Can a person of faith, no matter how eroded, find any consolation and solace in advanced old age from the ancient writings of the Judeo-Christian faiths? The answer is “perhaps.”

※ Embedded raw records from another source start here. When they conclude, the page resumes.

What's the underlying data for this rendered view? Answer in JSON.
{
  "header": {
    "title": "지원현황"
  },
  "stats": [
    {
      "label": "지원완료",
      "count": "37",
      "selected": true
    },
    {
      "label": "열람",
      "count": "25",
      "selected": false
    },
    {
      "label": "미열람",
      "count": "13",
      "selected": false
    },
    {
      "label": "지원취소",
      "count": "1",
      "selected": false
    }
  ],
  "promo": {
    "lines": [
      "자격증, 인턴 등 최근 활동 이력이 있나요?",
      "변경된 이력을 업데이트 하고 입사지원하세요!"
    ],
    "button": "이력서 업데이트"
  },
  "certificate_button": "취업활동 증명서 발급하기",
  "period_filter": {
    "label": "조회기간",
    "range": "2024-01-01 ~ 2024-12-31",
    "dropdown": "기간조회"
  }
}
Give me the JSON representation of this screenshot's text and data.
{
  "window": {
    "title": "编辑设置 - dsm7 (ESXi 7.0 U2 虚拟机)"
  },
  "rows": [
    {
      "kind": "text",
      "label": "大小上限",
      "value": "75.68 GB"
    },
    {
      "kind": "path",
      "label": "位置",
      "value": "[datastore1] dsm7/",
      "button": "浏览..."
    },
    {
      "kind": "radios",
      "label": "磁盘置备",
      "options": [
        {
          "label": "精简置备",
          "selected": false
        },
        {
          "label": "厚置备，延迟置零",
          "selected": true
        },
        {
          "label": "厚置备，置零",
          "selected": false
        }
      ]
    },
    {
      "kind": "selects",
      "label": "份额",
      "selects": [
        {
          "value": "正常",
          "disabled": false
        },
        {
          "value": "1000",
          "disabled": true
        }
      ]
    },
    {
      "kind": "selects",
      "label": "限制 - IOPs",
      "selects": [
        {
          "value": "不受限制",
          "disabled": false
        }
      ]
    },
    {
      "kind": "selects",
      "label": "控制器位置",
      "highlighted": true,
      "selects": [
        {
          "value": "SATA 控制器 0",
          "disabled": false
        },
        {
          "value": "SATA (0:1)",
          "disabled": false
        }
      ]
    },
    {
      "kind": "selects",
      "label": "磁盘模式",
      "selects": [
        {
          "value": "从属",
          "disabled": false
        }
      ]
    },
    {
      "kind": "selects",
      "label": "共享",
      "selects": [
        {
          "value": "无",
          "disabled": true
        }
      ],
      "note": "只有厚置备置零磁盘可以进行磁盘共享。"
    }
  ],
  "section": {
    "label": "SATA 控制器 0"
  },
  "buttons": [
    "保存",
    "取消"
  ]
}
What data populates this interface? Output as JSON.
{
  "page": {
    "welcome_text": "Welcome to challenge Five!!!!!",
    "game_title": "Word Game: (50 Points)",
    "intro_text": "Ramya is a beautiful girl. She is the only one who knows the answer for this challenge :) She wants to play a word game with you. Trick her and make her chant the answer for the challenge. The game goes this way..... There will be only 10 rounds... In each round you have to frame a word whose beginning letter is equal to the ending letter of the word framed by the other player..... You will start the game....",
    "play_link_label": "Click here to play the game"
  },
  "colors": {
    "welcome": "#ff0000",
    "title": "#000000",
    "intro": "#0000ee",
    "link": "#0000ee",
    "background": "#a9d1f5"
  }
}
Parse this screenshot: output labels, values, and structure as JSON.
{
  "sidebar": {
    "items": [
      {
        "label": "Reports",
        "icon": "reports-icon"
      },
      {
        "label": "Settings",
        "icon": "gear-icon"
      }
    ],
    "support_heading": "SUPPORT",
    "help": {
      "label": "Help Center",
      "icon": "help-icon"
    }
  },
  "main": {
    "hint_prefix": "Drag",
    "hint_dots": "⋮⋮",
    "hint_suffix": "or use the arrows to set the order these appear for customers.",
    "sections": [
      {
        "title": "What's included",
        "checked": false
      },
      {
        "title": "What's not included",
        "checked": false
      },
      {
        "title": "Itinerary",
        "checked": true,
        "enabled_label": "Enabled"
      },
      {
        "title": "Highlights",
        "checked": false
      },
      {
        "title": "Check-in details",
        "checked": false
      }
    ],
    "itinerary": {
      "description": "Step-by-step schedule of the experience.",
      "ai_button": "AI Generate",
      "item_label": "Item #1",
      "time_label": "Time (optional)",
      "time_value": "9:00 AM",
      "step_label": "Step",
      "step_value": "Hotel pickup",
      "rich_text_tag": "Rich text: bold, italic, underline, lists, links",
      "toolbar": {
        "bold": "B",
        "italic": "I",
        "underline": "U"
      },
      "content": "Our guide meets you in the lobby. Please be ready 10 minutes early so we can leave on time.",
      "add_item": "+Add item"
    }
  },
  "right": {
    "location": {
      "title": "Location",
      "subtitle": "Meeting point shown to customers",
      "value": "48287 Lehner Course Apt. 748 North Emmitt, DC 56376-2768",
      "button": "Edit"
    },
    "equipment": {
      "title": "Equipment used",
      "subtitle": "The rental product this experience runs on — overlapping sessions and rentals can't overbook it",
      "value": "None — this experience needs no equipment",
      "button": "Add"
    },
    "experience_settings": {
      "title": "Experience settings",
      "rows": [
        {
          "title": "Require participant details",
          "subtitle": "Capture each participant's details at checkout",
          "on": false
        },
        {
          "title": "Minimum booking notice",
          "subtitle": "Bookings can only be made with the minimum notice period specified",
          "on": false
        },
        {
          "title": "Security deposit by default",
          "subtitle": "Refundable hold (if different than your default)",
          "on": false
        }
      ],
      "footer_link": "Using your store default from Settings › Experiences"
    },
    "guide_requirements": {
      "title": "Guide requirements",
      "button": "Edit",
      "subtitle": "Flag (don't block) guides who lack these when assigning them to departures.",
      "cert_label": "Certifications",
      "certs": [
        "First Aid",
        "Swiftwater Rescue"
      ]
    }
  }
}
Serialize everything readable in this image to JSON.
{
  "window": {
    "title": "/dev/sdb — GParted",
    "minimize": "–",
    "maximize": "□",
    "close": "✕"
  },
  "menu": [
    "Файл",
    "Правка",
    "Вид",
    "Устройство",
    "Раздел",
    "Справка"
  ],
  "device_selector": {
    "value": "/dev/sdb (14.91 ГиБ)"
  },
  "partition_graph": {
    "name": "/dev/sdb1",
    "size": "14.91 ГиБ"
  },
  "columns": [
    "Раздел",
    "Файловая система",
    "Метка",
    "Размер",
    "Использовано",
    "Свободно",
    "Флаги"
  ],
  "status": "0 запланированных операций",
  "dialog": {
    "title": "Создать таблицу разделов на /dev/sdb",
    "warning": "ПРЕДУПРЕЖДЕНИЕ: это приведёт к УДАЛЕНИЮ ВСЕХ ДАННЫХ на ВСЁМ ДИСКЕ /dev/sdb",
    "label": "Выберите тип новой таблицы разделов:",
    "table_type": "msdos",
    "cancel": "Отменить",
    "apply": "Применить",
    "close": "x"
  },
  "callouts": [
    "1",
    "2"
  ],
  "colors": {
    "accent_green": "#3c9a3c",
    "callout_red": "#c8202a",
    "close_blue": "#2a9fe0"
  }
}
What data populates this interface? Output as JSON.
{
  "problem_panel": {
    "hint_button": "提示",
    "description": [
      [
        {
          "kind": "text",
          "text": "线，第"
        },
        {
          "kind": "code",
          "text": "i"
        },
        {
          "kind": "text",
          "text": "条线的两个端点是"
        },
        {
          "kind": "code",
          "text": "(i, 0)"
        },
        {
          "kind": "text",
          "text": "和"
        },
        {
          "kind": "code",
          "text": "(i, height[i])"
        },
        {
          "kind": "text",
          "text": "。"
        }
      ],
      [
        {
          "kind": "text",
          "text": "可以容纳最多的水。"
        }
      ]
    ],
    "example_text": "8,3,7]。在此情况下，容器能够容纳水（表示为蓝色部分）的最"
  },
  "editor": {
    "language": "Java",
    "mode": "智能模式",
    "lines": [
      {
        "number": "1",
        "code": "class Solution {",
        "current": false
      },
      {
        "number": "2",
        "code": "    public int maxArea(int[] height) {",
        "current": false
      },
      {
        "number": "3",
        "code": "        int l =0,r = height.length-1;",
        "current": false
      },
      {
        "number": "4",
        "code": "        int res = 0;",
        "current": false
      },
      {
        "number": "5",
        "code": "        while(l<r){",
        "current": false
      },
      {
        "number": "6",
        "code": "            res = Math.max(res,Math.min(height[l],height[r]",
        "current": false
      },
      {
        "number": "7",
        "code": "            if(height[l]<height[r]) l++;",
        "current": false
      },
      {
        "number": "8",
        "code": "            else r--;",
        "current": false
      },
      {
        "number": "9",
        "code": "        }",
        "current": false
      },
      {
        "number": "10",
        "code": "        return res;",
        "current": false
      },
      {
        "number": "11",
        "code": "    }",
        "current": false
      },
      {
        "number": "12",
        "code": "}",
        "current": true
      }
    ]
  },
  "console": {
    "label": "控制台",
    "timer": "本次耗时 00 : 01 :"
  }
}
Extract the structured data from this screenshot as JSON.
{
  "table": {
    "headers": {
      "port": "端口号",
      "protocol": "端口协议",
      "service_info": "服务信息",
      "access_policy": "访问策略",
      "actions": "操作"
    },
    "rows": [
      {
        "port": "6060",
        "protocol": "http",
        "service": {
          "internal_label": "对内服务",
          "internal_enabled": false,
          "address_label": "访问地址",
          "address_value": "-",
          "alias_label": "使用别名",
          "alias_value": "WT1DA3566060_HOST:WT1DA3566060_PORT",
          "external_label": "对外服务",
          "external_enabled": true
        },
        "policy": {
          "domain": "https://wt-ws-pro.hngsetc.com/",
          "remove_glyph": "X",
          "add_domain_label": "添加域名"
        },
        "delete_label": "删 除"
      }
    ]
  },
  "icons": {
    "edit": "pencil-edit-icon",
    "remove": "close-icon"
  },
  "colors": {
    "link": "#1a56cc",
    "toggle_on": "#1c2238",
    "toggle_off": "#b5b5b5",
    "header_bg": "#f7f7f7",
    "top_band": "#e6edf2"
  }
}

            To everything there is a season, as one biblical writer puts it (Eccl 3:1-8) and as the musical group, the Birds, have suggested most recently (in “Turn, Turn, Turn”), no doubt drawing on Ecclesiastes. The nostalgic mementos that we gather through life mark our inevitable “turns” into the other seasons of our lives. No matter how much we may wish to remain at one stage, the turns are inevitable. The early Christian writer, Paul, left behind two pearls of wisdom for those of us who have arrived at the season of advanced old age: on one occasion he opined: “I have learned, in whatever state I am to be content” (Phil 4:11-13 RSV). Sounds like cogent advice for those of us finding ourselves in that most difficult and inevitable season of life, if we are lucky enough to reach it. Nevertheless, he might have been led to that view because he thought the world was going to end in his lifetime (1 Cor 7:25-31). Hence, his advice to all those in the Jesus gatherings was remain as you are (1 Cor 7:17-24). In other words, learn to live with your situation; it will be for only a short period.

            The astute reader of 1 Cor 7:17-24 should by now have discovered his second pearl of wisdom: “were you a slave when called [into faith]? Never mind. But if you can gain your freedom, avail yourself of the opportunity. For he who was called in the Lord as a slave is a freedman of the Lord. Likewise, he who was free when called is a slave of Christ” (1 Cor 7:21-22). Where slavery is concerned, Paul willingly violates his own rule of “remain as you are” (1 Cor 7:17, 20, 24). The principle involved in both statements appears to be the following: learn to live with your situation, unless you can change it (italics mine). This principle applied to those of us caught in the final season of life is this: “Cope with it, unless you can change the situation to your benefit in some way.”

Charles W. Hedrick
Professor Emeritus
Missouri State University

*My thanks to Wallace Stevens and William Wordsworth for a few of their poetic phrases I have adapted for this essay.